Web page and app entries
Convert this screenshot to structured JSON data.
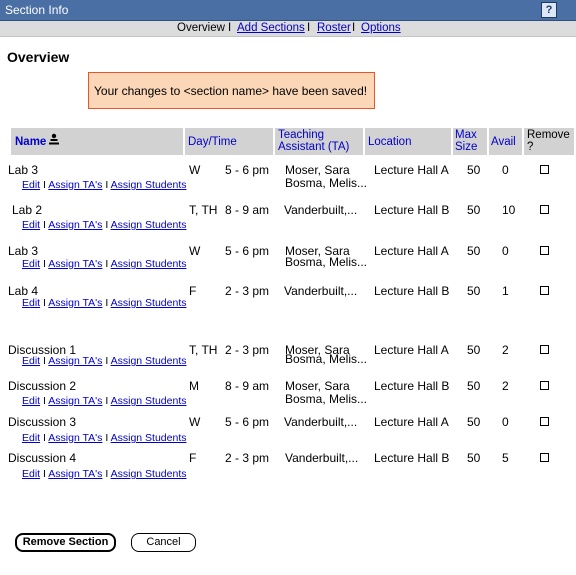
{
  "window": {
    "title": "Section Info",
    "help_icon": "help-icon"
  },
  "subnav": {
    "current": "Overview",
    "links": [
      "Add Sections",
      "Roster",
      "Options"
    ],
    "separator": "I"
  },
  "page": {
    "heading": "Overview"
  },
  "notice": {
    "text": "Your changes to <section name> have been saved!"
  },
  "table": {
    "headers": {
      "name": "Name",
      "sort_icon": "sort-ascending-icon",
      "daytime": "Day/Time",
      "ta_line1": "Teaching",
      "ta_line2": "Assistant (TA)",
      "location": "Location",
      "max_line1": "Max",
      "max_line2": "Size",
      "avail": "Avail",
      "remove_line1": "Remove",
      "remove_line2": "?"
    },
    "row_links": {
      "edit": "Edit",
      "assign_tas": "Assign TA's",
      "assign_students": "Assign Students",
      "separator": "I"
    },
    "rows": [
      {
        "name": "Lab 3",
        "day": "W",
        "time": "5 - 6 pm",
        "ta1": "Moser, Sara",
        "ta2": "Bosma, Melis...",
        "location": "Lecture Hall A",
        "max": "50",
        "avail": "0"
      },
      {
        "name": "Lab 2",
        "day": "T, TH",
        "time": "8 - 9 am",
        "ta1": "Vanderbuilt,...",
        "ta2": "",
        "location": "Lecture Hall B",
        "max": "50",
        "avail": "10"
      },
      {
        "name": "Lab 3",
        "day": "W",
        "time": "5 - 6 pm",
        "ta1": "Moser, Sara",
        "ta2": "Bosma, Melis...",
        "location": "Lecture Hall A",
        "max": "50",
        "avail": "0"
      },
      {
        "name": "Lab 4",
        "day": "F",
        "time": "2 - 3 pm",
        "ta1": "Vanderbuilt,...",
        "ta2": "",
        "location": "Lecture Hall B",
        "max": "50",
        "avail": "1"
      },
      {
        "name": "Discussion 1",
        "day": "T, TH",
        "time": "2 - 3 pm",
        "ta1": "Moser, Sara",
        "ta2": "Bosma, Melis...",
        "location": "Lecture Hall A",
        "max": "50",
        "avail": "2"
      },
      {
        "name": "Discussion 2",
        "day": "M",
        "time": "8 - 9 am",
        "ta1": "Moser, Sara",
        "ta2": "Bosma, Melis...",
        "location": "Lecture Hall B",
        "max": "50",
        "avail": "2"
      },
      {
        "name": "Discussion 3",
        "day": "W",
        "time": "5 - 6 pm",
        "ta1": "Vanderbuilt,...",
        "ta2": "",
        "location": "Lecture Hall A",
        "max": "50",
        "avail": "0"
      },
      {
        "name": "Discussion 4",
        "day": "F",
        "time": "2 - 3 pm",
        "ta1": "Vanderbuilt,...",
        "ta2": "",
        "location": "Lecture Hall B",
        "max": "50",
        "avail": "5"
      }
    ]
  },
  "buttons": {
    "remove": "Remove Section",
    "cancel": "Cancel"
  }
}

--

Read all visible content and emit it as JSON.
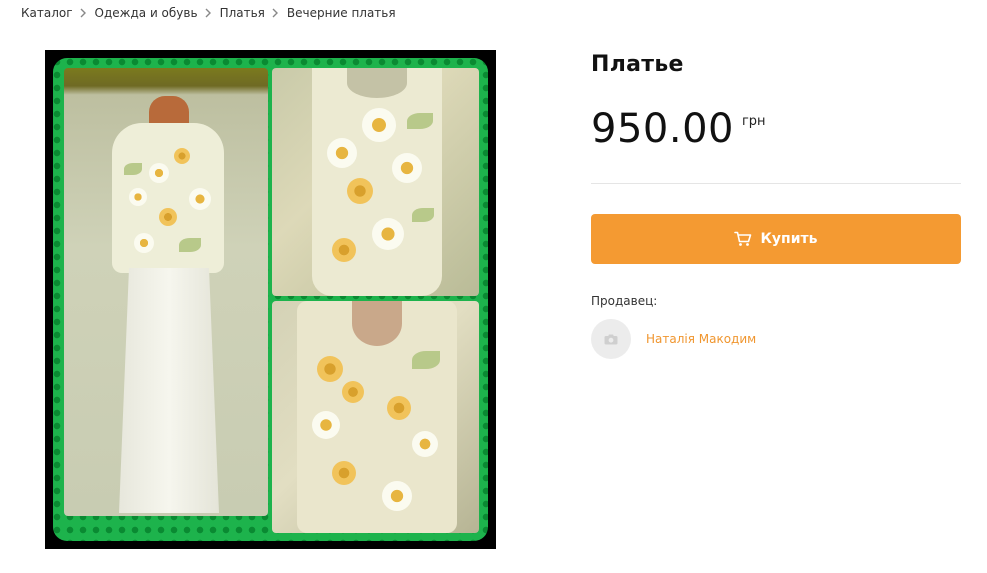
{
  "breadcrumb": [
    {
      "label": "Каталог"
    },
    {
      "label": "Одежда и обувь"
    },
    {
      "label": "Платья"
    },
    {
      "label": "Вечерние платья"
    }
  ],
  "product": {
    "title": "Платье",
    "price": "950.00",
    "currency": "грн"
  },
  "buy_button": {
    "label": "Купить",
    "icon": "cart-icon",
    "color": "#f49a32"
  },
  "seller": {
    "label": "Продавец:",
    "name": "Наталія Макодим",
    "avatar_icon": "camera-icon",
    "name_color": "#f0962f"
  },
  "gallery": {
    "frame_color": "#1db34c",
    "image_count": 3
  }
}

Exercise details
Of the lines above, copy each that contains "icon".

Expected answer
    "help_icon": "help-icon"
      "sort_icon": "sort-ascending-icon",
    "icon": "cart-icon",
    "avatar_icon": "camera-icon",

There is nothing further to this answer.